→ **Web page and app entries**
☆ ☆ ☆ ☆ ☆ ☆ ☆

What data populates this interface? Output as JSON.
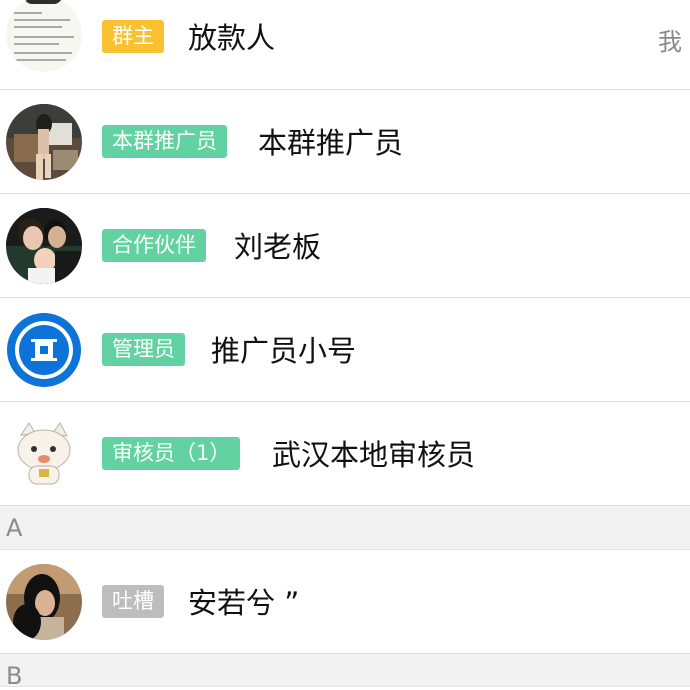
{
  "members": [
    {
      "badge": "群主",
      "badge_color": "#f8c12d",
      "name": "放款人",
      "me_label": "我",
      "avatar_icon": "notice-image-avatar"
    },
    {
      "badge": "本群推广员",
      "badge_color": "#62d2a2",
      "name": "本群推广员",
      "avatar_icon": "person-photo-avatar"
    },
    {
      "badge": "合作伙伴",
      "badge_color": "#62d2a2",
      "name": "刘老板",
      "avatar_icon": "family-photo-avatar"
    },
    {
      "badge": "管理员",
      "badge_color": "#62d2a2",
      "name": "推广员小号",
      "avatar_icon": "blue-coin-icon"
    },
    {
      "badge": "审核员（1）",
      "badge_color": "#62d2a2",
      "name": "武汉本地审核员",
      "avatar_icon": "cartoon-cat-avatar"
    }
  ],
  "section_a": "A",
  "section_a_members": [
    {
      "badge": "吐槽",
      "badge_color": "#bdbdbd",
      "name": "安若兮 ”",
      "avatar_icon": "woman-photo-avatar"
    }
  ],
  "section_b": "B"
}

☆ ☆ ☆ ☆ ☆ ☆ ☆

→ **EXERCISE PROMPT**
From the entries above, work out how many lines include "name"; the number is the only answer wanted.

→ **TASK SOLUTION**
6